| Your goal |
Please state how many lines of the material contain "this", giving nothing but the number.

········

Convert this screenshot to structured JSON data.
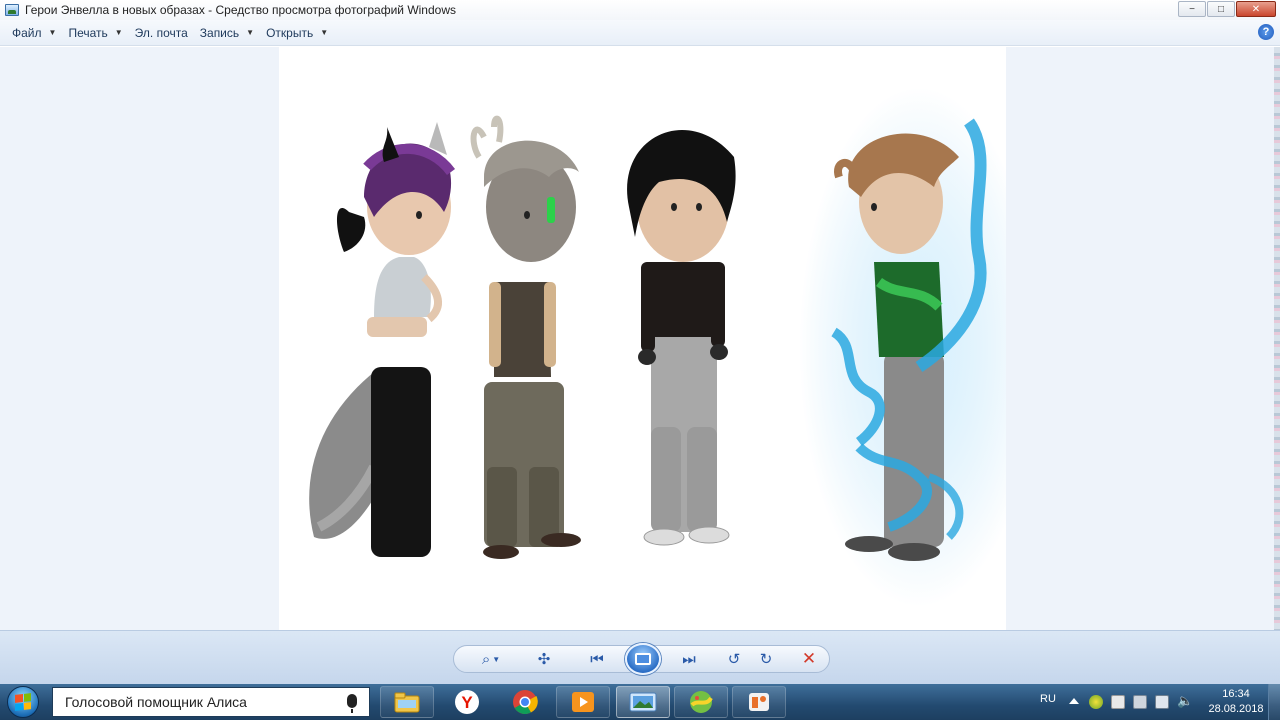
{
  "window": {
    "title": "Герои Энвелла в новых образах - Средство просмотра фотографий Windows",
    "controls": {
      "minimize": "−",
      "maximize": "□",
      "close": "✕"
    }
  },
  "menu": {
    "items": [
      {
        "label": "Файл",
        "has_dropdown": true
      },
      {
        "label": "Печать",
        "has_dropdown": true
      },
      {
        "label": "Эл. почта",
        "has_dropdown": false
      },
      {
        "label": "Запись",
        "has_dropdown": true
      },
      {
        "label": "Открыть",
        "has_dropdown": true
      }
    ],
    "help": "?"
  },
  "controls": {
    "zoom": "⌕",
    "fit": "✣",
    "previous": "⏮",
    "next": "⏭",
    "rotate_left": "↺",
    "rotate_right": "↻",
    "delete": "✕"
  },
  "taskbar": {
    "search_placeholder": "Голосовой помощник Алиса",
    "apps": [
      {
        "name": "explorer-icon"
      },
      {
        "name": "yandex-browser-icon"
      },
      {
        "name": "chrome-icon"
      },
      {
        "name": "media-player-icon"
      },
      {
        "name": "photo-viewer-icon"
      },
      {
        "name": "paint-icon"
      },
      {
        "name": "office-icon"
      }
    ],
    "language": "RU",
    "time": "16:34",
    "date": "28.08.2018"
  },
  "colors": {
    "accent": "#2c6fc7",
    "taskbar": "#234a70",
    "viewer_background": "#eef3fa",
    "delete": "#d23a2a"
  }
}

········

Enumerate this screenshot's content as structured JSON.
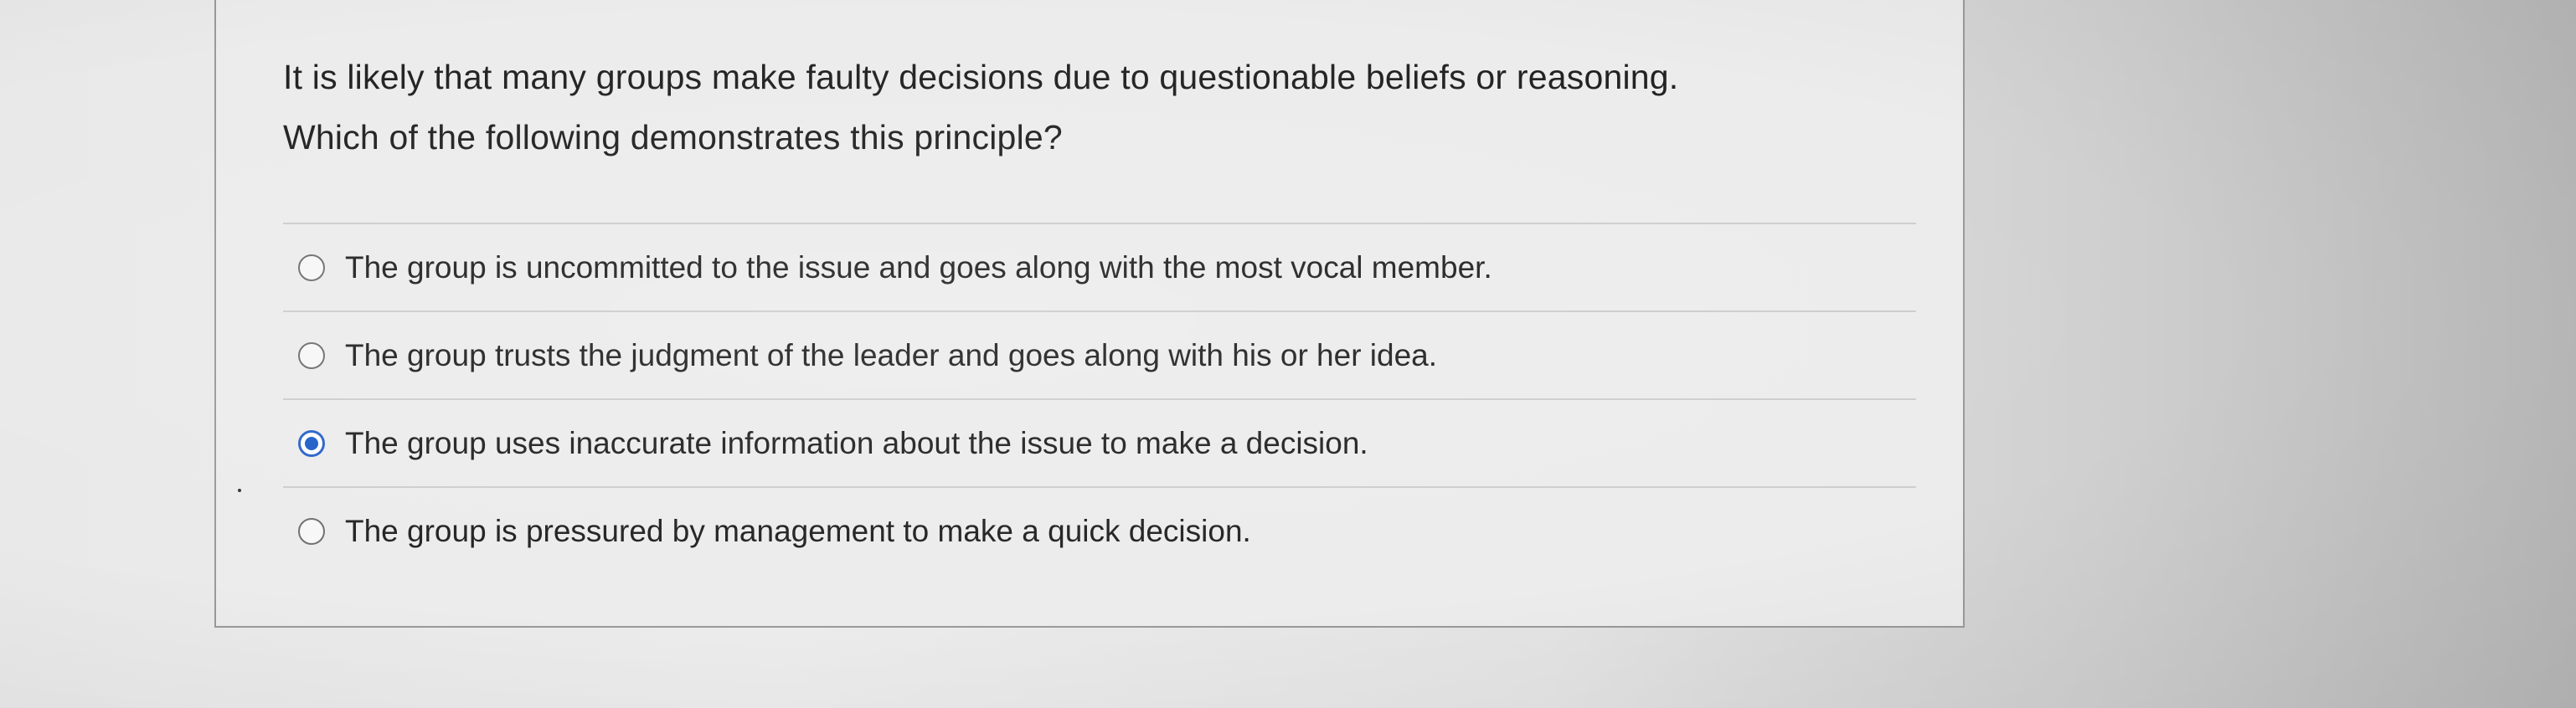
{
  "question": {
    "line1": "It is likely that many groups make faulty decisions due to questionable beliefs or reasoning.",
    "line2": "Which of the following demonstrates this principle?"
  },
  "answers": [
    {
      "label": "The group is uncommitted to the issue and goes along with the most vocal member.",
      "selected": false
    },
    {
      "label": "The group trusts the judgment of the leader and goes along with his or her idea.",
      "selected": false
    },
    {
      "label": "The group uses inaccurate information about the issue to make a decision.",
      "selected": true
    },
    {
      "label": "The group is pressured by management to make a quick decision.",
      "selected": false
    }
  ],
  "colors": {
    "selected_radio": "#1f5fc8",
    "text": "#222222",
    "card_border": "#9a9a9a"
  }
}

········

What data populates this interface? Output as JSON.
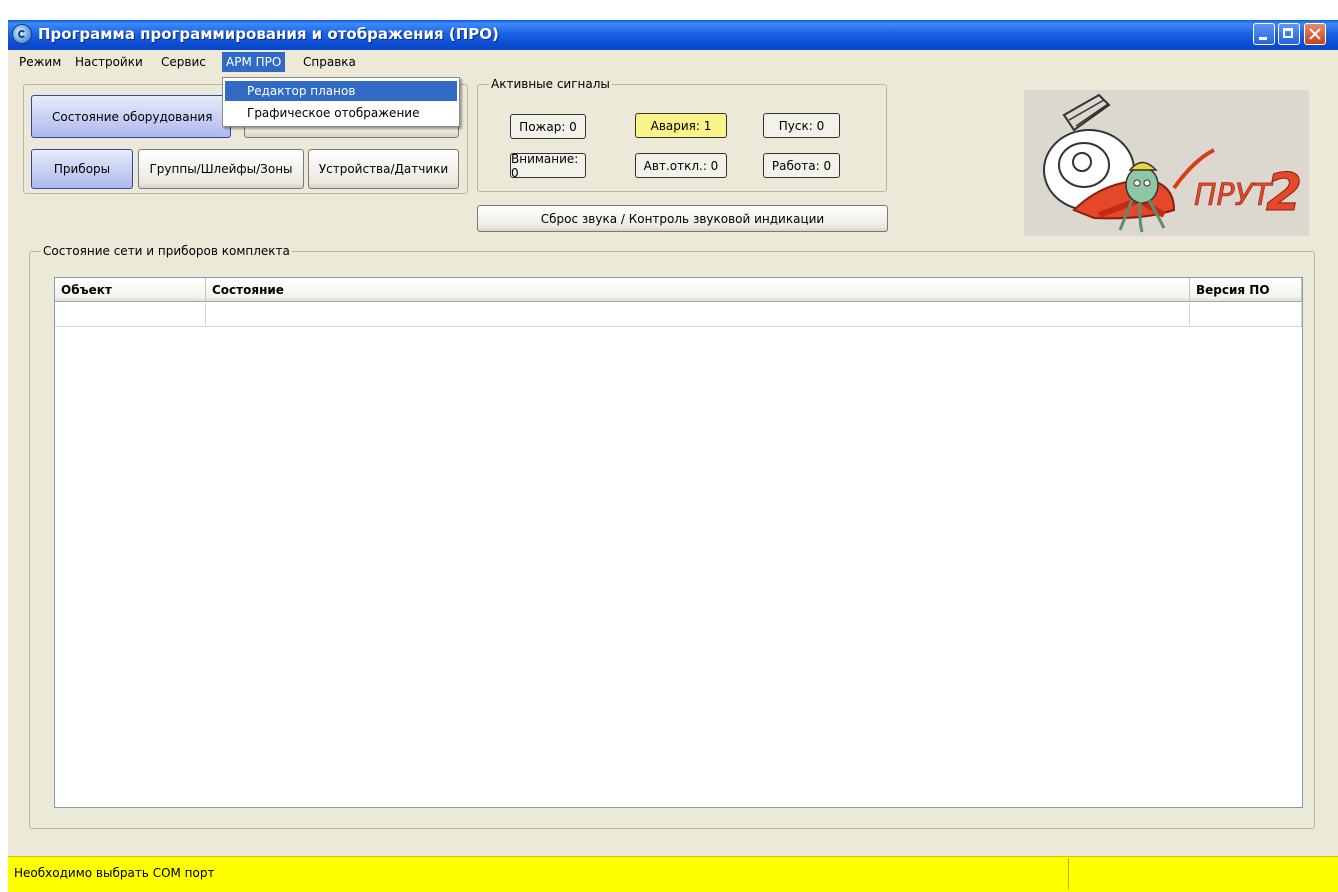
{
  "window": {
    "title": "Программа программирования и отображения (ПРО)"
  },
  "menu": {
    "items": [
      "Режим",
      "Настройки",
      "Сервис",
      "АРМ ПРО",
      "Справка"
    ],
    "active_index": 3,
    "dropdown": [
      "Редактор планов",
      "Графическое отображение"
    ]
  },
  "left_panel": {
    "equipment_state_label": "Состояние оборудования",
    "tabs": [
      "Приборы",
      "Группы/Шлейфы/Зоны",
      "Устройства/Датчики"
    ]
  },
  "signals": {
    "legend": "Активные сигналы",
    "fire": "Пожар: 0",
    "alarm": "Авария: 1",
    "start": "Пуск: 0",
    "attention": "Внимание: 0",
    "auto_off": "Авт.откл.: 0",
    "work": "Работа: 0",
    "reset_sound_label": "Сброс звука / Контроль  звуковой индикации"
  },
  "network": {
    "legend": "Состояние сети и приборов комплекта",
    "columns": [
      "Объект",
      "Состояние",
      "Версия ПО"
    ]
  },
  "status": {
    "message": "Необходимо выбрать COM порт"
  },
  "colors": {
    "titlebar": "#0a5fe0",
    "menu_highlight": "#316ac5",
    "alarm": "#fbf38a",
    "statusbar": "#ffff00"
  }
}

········

| Answer to the exercise |
4